Considering Slope Angle

Earth that becomes drenched by water will often compact, especially when the water has nowhere to drain when it reaches the edge of your foundation. A small trench can form and allow moisture to continue sitting against the home. When this happens, water is much more likely to find its way into your house, regardless of waterproofing techniques. To solve this problem, make sure that the edge of the earth that sits closest to your home is built into a slope to draw water away from the foundation. 

A proper slope can be built with the placement of crushed stone and soil at an angle away from the home. For good drainage, you want the slope to drop around one inch every five feet. This is consistent with a 2% slope that will help to reduce erosion concerns across the slope once the installation is complete. To make sure there is a big enough slope, think about extending the formation around 10 feet out from the side of the foundation. You do have the option of allowing the slope to drop two or three inches every five feet, but you will likely need to rebuild the slope every few years.

Creating The Slope

Once you have considered the slope angle, purchase enough crushed stone to build a one or two inch formation of rocks along the entire foundation. Think about going with crushed stone #3 that is between one-half inch and two inches in diameter, since this type of rock is typically used for drainage projects. Use a rake to create your slope by thinning the rock layer as you move outward. Use a measuring tape or a ruler to make sure that the rock formation slopes downward two inches over the 10 foot area.

Afterwards, place a thin one or two inch layer of topsoil over the rocks. Consider planting grass seed over the soil. The grass will help to absorb some of the moisture that comes to the foundation. For the best results, think about opting for a type of grass that requires a good deal of moisture to grow properly. Bahia, ryegrass, and bluegrass grasses are all good choices for wet areas. 

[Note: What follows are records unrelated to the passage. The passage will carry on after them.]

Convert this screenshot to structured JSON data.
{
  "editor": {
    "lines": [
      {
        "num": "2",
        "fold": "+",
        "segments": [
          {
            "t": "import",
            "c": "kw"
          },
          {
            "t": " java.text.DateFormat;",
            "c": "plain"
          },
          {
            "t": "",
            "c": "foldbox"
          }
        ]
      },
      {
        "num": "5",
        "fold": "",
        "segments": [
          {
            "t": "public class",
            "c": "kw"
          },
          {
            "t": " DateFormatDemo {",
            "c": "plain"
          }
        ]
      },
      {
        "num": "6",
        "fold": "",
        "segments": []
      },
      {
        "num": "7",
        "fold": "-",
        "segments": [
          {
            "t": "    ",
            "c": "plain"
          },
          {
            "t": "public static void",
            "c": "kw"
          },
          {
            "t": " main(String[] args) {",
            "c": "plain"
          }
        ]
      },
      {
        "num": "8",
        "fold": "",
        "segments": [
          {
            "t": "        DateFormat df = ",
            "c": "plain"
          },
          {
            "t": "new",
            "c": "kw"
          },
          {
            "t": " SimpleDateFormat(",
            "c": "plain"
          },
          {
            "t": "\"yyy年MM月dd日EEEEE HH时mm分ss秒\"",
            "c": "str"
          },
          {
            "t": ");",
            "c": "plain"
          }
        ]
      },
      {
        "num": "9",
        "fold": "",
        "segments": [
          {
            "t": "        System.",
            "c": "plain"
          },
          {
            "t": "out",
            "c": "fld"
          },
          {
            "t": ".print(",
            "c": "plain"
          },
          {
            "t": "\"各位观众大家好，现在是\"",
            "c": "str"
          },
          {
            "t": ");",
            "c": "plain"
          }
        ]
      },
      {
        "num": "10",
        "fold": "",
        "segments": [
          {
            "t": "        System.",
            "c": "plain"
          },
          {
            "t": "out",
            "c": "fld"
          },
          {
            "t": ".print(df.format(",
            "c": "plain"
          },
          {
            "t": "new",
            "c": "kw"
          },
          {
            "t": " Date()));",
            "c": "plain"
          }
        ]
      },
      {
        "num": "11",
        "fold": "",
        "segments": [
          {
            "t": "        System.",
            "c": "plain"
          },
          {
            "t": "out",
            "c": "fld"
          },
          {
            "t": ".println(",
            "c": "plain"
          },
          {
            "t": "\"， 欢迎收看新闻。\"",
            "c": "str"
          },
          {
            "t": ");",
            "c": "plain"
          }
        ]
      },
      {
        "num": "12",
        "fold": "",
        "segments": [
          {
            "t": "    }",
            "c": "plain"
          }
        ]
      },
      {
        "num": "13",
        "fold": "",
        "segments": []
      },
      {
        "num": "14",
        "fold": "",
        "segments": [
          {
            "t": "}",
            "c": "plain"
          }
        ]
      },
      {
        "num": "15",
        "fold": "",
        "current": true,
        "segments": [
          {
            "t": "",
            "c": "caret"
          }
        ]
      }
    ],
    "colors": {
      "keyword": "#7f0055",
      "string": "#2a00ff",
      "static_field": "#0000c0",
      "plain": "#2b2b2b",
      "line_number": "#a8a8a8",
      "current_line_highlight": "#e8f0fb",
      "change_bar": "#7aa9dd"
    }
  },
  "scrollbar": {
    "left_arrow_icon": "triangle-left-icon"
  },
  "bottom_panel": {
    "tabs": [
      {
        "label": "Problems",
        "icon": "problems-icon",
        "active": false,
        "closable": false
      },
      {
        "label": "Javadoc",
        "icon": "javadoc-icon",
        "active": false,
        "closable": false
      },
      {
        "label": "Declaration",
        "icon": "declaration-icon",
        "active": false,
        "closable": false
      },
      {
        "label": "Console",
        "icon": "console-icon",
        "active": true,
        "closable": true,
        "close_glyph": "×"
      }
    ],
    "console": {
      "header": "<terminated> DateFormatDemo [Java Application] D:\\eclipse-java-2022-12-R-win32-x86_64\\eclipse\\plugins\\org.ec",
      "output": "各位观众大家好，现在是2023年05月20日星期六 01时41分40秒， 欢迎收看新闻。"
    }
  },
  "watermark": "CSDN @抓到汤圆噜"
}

For foundation waterproofing services, contact a company such as Champion Waterproofing.